Emergency Medicine Faculty Are Poor at Predicting Burnout in Individual Trainees: An Exploratory Study.
Emergency Medicine, Medical Education
AEM Educ Train
Humans, Burnout, Professional, Emergency Medicine, Training Support, Faculty
Objective: Burnout is common among emergency medicine (EM) physicians, and it is prevalent even among EM trainees. Recently proposed Accreditation Council for Graduate Medical Education requirements encourage faculty to alert residency leadership when trainees display signs of burnout. It remains uncertain how trainees experiencing burnout can be reliably identified. We examined if EM faculty advisers at one institution can accurately predict burnout in their EM resident advisees.

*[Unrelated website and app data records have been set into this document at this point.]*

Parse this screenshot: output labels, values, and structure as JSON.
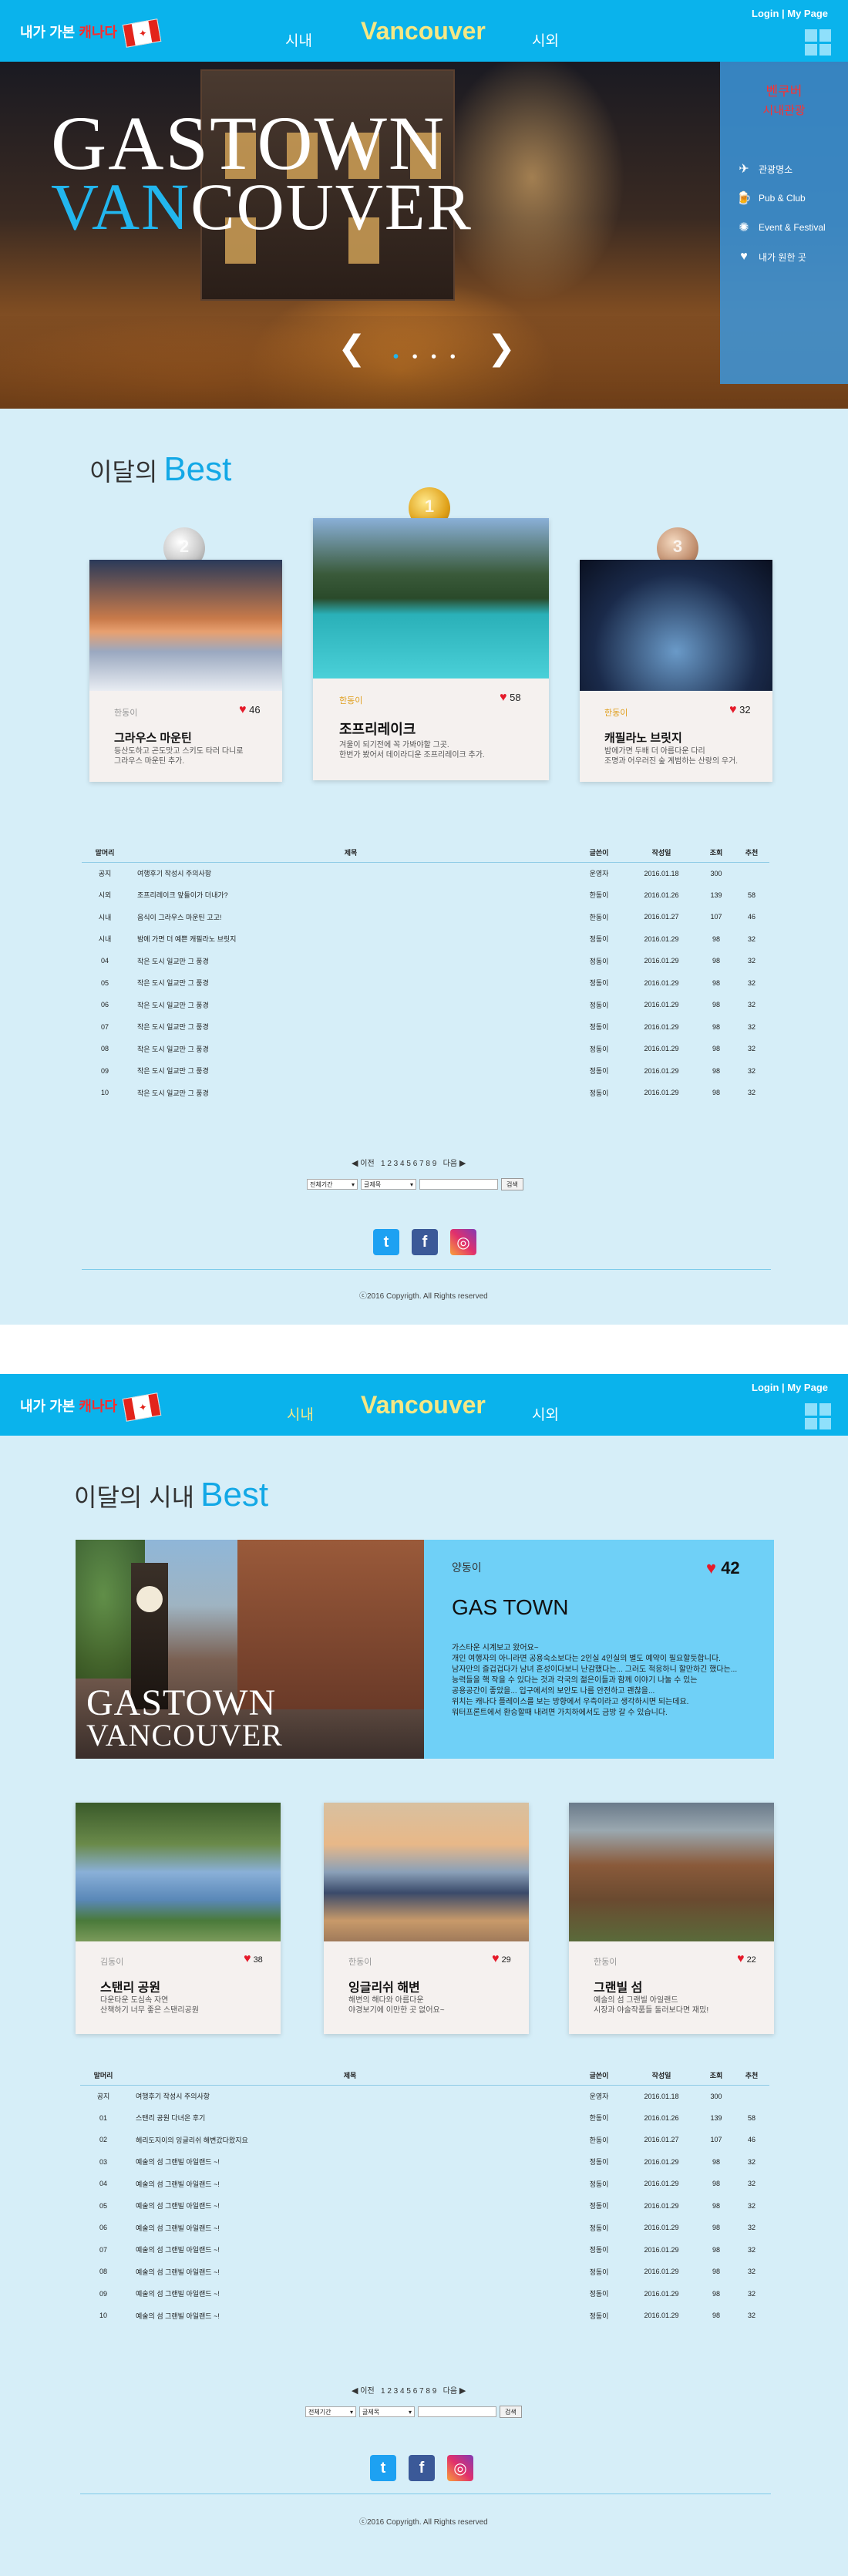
{
  "header": {
    "logo_text": "내가 가본",
    "logo_highlight": "캐나다",
    "nav_left": "시내",
    "brand": "Vancouver",
    "nav_right": "시외",
    "login": "Login | My Page"
  },
  "hero": {
    "title_line1": "GASTOWN",
    "title_line2a": "VAN",
    "title_line2b": "COUVER",
    "prev": "❮",
    "next": "❯",
    "dots_active": "•",
    "dots_rest": "• • •"
  },
  "side_panel": {
    "city": "벤쿠버",
    "subtitle": "시내관광",
    "items": [
      {
        "label": "관광명소",
        "icon": "airplane-icon",
        "glyph": "✈"
      },
      {
        "label": "Pub & Club",
        "icon": "beer-icon",
        "glyph": "🍺"
      },
      {
        "label": "Event & Festival",
        "icon": "firework-icon",
        "glyph": "✺"
      },
      {
        "label": "내가 원한 곳",
        "icon": "heart-icon",
        "glyph": "♥"
      }
    ]
  },
  "best": {
    "title": "이달의",
    "title_accent": "Best",
    "cards": [
      {
        "user": "한동이",
        "likes": "46",
        "name": "그라우스 마운틴",
        "desc": "등산도하고 곤도맛고 스키도 타러 다니로\n그라우스 마운틴 추가.",
        "medal": "2"
      },
      {
        "user": "한동이",
        "likes": "58",
        "name": "조프리레이크",
        "desc": "겨울이 되기전에 꼭 가봐야할 그곳.\n한번가 봤어서 데이라디운 조프리레이크 추가.",
        "medal": "1"
      },
      {
        "user": "한동이",
        "likes": "32",
        "name": "캐필라노 브릿지",
        "desc": "밤에가면 두배 더 아름다운 다리\n조명과 어우러진 숲 계범하는 산랑의 우거.",
        "medal": "3"
      }
    ]
  },
  "board1": {
    "headers": [
      "말머리",
      "제목",
      "글쓴이",
      "작성일",
      "조회",
      "추천"
    ],
    "rows": [
      [
        "공지",
        "여행후기 작성시 주의사항",
        "운영자",
        "2016.01.18",
        "300",
        ""
      ],
      [
        "시외",
        "조프리레이크 앞들이가 더내가?",
        "한동이",
        "2016.01.26",
        "139",
        "58"
      ],
      [
        "시내",
        "음식이 그라우스 마운틴 고고!",
        "한동이",
        "2016.01.27",
        "107",
        "46"
      ],
      [
        "시내",
        "밤에 가면 더 예쁜 캐필라노 브릿지",
        "정동이",
        "2016.01.29",
        "98",
        "32"
      ],
      [
        "04",
        "작은 도시 일교만 그 풍경",
        "정동이",
        "2016.01.29",
        "98",
        "32"
      ],
      [
        "05",
        "작은 도시 일교만 그 풍경",
        "정동이",
        "2016.01.29",
        "98",
        "32"
      ],
      [
        "06",
        "작은 도시 일교만 그 풍경",
        "정동이",
        "2016.01.29",
        "98",
        "32"
      ],
      [
        "07",
        "작은 도시 일교만 그 풍경",
        "정동이",
        "2016.01.29",
        "98",
        "32"
      ],
      [
        "08",
        "작은 도시 일교만 그 풍경",
        "정동이",
        "2016.01.29",
        "98",
        "32"
      ],
      [
        "09",
        "작은 도시 일교만 그 풍경",
        "정동이",
        "2016.01.29",
        "98",
        "32"
      ],
      [
        "10",
        "작은 도시 일교만 그 풍경",
        "정동이",
        "2016.01.29",
        "98",
        "32"
      ]
    ]
  },
  "pager": {
    "prev": "이전",
    "pages": "1 2 3 4 5 6 7 8 9",
    "next": "다음"
  },
  "search": {
    "select1": "전체기간",
    "select2": "글제목",
    "button": "검색"
  },
  "footer": {
    "copyright": "ⓒ2016 Copyrigth. All Rights reserved"
  },
  "page2": {
    "header": {
      "nav_left": "시내"
    },
    "title": "이달의 시내",
    "title_accent": "Best",
    "featured": {
      "user": "양동이",
      "likes": "42",
      "name": "GAS TOWN",
      "img_line1": "GASTOWN",
      "img_line2": "VANCOUVER",
      "desc": "가스타운 시계보고 왔어요~\n개인 여행자의 아니라면 공용숙소보다는 2인실 4인실의 별도 예약이 필요할듯합니다.\n 남자만의 즐겁겁다가 남녀 혼성이다보니 난감했다는... 그러도 적응하니 할만하긴 했다는...\n능력들을 핵 작을 수 있다는 것과 각국의 젊은이들과 함께 이야기 나눌 수 있는\n공용공간이 좋았을... 입구에서의 보안도 나름 안전하고 괜찮을...\n위치는 캐나다 플레이스를 보는 방향에서 우측이라고 생각하시면 되는데요.\n워터프론트에서 환승할때 내려면 가치하에서도 금방 갈 수 있습니다."
    },
    "cards": [
      {
        "user": "김동이",
        "likes": "38",
        "name": "스탠리 공원",
        "desc": "다운타운 도심속 자연\n산책하기 너무 좋은 스탠리공원"
      },
      {
        "user": "한동이",
        "likes": "29",
        "name": "잉글리쉬 해변",
        "desc": "해변의 해다와 아름다운\n야경보기에 이만한 곳 없어요~"
      },
      {
        "user": "한동이",
        "likes": "22",
        "name": "그랜빌 섬",
        "desc": "예술의 섬 그랜빌 아일랜드\n시장과 야술작품들 둘러보다면 재밌!"
      }
    ],
    "board": {
      "rows": [
        [
          "공지",
          "여행후기 작성시 주의사항",
          "운영자",
          "2016.01.18",
          "300",
          ""
        ],
        [
          "01",
          "스탠리 공원 다녀온 후기",
          "한동이",
          "2016.01.26",
          "139",
          "58"
        ],
        [
          "02",
          "헤리도지이의 잉글리쉬 해변갔다왔지요",
          "한동이",
          "2016.01.27",
          "107",
          "46"
        ],
        [
          "03",
          "예술의 섬 그랜빌 아일랜드 ~!",
          "정동이",
          "2016.01.29",
          "98",
          "32"
        ],
        [
          "04",
          "예술의 섬 그랜빌 아일랜드 ~!",
          "정동이",
          "2016.01.29",
          "98",
          "32"
        ],
        [
          "05",
          "예술의 섬 그랜빌 아일랜드 ~!",
          "정동이",
          "2016.01.29",
          "98",
          "32"
        ],
        [
          "06",
          "예술의 섬 그랜빌 아일랜드 ~!",
          "정동이",
          "2016.01.29",
          "98",
          "32"
        ],
        [
          "07",
          "예술의 섬 그랜빌 아일랜드 ~!",
          "정동이",
          "2016.01.29",
          "98",
          "32"
        ],
        [
          "08",
          "예술의 섬 그랜빌 아일랜드 ~!",
          "정동이",
          "2016.01.29",
          "98",
          "32"
        ],
        [
          "09",
          "예술의 섬 그랜빌 아일랜드 ~!",
          "정동이",
          "2016.01.29",
          "98",
          "32"
        ],
        [
          "10",
          "예술의 섬 그랜빌 아일랜드 ~!",
          "정동이",
          "2016.01.29",
          "98",
          "32"
        ]
      ]
    }
  },
  "colors": {
    "header": "#0ab3ec",
    "page_bg": "#d6eef8",
    "accent": "#13a8e6",
    "heart": "#e51a2a",
    "brand": "#f6e784"
  }
}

Methods: In this cross-sectional, exploratory study at a single institution, we measured EM trainee burnout using the Maslach Burnout Inventory through a confidential, electronic survey. We subsequently asked EM faculty to predict if their designated advisees were experiencing burnout through a separate confidential, electronic survey. Burnout results were dichotomized from each survey and compared using a 2 × 2 contingency table and Fisher's exact test.
Results: Thirty-six of 54 (66.7%) eligible EM trainees completed the burnout assessment. Eleven of 19 (57.9%) eligible faculty advisers completed trainee burnout predictions, resulting in 30 of 54 (55.6%) trainees who completed the burnout assessment and had a faculty burnout prediction. Trainees reported an overall burnout rate of 70.0% (95% confidence interval [CI] = 53.6% to 86.4%). Cumulative faculty predictions of trainee burnout resulted in an overall burnout rate of 16.7% (95% CI = -5.3% to 38.7%). The sensitivity and specificity of faculty predictions of trainee burnout were 19.1% (95% CI = 5.5% to 41.9%) and 88.9% (95% CI = 51.8% to 99.7%), respectively. Faculty prediction of trainee burnout had a positive predictive value of 80.0% (95% CI = 28.4% to 99.5%) and a negative predictive value of 32.0% (95% CI = 15.0% to 53.5). The difference between trainees' reported rate of burnout and faculty predictions of trainee burnout was significant (p < 0.001).
Conclusion: Emergency medicine faculty prediction of trainee burnout was poor. Education on recognizing burnout and other methods of identifying trainee burnout may be necessary.
Lu, Dave W; Lank, Patrick M; and Branzetti, Jeremy B, "Emergency Medicine Faculty Are Poor at Predicting Burnout in Individual Trainees: An Exploratory Study." (2017). Maine Medical Center. 1713.